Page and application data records

= = =

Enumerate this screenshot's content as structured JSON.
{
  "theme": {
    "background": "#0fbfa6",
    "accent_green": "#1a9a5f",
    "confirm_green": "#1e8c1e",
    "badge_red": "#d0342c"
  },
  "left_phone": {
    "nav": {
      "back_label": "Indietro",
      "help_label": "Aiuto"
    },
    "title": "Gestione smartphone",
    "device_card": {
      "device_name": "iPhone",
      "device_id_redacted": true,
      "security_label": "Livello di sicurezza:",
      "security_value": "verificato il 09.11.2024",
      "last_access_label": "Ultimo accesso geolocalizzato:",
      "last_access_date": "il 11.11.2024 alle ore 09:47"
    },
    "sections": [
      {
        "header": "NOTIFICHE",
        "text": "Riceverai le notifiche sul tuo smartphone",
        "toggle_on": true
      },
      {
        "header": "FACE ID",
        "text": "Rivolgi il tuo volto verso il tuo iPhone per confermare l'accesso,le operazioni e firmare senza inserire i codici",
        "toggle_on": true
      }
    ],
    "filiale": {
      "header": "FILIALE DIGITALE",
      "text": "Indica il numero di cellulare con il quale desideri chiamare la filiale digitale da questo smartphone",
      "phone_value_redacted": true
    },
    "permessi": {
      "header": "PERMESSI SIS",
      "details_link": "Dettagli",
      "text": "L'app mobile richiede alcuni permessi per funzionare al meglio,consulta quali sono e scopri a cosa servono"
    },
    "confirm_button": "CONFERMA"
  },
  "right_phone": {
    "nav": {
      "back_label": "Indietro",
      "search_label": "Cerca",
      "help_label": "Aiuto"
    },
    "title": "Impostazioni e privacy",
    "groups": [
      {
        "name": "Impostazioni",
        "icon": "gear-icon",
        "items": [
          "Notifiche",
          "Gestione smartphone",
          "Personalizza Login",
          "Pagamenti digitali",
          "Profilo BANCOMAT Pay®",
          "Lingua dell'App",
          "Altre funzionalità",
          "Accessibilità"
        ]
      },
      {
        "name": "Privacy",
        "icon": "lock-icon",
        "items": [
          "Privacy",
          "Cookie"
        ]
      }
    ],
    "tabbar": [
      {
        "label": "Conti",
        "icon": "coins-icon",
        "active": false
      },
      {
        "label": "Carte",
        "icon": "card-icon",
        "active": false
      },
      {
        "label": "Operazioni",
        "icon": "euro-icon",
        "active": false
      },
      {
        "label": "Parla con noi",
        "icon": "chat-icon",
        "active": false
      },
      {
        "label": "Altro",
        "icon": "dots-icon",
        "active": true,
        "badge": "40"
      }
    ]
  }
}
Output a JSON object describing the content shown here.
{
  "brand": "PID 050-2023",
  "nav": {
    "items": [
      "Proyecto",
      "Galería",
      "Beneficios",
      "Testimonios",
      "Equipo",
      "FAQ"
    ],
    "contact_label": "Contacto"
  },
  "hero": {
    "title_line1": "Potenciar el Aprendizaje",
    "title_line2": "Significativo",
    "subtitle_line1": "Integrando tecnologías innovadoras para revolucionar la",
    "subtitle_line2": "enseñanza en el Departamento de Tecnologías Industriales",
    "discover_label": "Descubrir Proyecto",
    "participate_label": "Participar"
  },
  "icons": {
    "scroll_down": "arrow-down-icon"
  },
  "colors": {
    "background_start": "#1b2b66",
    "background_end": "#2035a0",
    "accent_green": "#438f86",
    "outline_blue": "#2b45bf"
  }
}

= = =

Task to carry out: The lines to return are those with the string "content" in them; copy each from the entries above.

Result of this task:
Enumerate this screenshot's content as structured JSON.
Output a JSON object describing the content shown here.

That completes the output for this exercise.